Mefferd: I was reading through for example what the Human Rights Campaign had posted the day before the shooting and they had a whole list there that was very inflammatory about the Family Research Council, ‘they want to export homosexuals from the US’ and ‘they equate homosexuals with pedophiles’ and all this stuff. I thought: if you were somewhat of an unstable person and you read this sort of stuff and you were in line with what they believe I think it could drive somebody to violence. So we’re back to the question of, to what degree should there be public pressure on some of these gay rights organizations to tone it down?

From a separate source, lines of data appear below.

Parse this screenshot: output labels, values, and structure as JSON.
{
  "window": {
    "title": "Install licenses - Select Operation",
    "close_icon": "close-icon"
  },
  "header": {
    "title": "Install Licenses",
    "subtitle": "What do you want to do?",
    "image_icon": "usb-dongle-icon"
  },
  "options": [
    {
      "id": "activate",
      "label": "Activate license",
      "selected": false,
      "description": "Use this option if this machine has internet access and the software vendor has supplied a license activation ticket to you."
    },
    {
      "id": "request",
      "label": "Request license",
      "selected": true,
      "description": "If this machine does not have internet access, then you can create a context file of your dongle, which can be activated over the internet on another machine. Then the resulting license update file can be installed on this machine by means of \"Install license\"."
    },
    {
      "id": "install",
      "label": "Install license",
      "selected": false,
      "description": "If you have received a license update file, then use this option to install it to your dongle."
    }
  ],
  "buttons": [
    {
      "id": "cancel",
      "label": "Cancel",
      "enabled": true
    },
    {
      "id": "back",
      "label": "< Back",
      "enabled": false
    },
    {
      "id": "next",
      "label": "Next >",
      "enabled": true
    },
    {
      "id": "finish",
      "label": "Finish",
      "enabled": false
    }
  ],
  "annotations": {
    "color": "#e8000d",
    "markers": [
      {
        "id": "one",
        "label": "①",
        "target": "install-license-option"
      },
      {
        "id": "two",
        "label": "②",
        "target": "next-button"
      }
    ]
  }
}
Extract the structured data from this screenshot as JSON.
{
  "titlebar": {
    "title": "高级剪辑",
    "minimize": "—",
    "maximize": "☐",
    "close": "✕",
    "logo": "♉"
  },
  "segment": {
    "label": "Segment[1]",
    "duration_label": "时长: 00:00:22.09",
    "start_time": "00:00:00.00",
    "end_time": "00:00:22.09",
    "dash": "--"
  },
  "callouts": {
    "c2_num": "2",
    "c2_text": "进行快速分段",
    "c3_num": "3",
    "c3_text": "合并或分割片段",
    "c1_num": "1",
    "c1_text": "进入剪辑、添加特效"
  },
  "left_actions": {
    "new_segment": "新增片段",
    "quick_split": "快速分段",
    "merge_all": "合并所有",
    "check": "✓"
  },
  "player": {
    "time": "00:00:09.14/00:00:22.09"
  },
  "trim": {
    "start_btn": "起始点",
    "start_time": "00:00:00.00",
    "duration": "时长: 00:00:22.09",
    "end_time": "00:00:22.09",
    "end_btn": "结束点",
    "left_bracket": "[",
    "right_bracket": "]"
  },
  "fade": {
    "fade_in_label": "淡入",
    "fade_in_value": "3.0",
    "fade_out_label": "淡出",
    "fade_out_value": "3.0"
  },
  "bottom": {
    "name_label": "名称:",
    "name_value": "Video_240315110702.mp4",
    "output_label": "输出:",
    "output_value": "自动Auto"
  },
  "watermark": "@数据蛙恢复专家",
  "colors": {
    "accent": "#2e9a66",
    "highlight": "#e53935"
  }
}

Tone it down? These quotations are not something that LGBT groups have made up out of whole cloth. The FRC and its representatives really said these things. Peter Spring, senior fellow of the FRC, did say “I would much prefer to export homosexuals from the United States than to import them into the United States, because we believe that homosexuality is destructive to society.” Sprigg did say ” I think there would be a place for criminal sanctions against homosexual behavior.” And Tony Perkins, president of FRC, did say “While activists like to claim that pedophilia is a completely distinct orientation from homosexuality, evidence shows a disproportionate overlap between the two. … It is a homosexual problem.”

How exactly are we supposed to tone down their own words? If they’re really going to argue that mere exposure to their own words is sufficient to inspire violence (a notion they strangely find unthinkable when others point out that their ongoing campaign of homophobia and transphobia might be in part responsible for anti-LGBT hatred and violence, LGBT youth suicide, family rejection and homelessness), then how can they hold others accountable for simply quoting what they said, but not themselves for actually saying it? Why are they saying any of this in the first place if they don’t want anyone to know they said it, and believe that people are literally going to shoot them upon hearing what they’ve said?

It’s like they started with victim-blaming and ended up blaming everyone but themselves. When they say something, they are responsible for nothing; when we just quote what they said, we are responsible for everything. This makes no sense whatsoever. If you really don’t want anyone to notice that you said gay people are pedophiles who should be “exported” and criminalized, then there’s an easy way to avoid this: don’t say it in the first place.

Nothing good will come of this

People who walk into random businesses or public places and open fire on innocents usually aren’t disposed to rational discourse or long-term planning, but Floyd Lee Corkins’ shooting of a security guard at the headquarters of the Family Research Council (allegedly accompanied by his declaration of “I don’t like your politics”) will surely do nothing but backfire. This wasn’t just needlessly violent and intolerably destructive – it will also prove to have been actively counterproductive.

The FRC and all other anti-gay right-wing groups that share its goals won’t hesitate to exploit this incident to portray themselves as the real victims in their ongoing fight against liberal values. NOM is already at it, demanding that bigoted, hateful groups no longer be called “bigoted” or “hateful” or “hate groups” because apparently that will cause people to shoot them (raising the question of why exactly it took so long for that to happen even once). I fully expect that they’ll continue bringing this up for the foreseeable future whenever they find it convenient to make supporters of gay rights look like maniacs who want to kill them – which is to say, always.

And every single time they milk this for more sympathy, we’ll be obliged to recite ad nauseam that yes, we unambiguously deplore all violence, no, this is never an acceptable approach to civil debate in the public sphere, yes, this was a terrible tragedy and our hearts go out to the victim, no, this man does not represent what we stand for… and so on. Meanwhile, they’ll continue working to criminalize our relationships, ban our marriages, tear apart our families, exclude us from full participation in our society, depict us as child abusers, and fight tooth and nail against our progress at every step. And now, they’ll be forcing us to apologize along the way.

You wounded more than just one person yesterday, Floyd.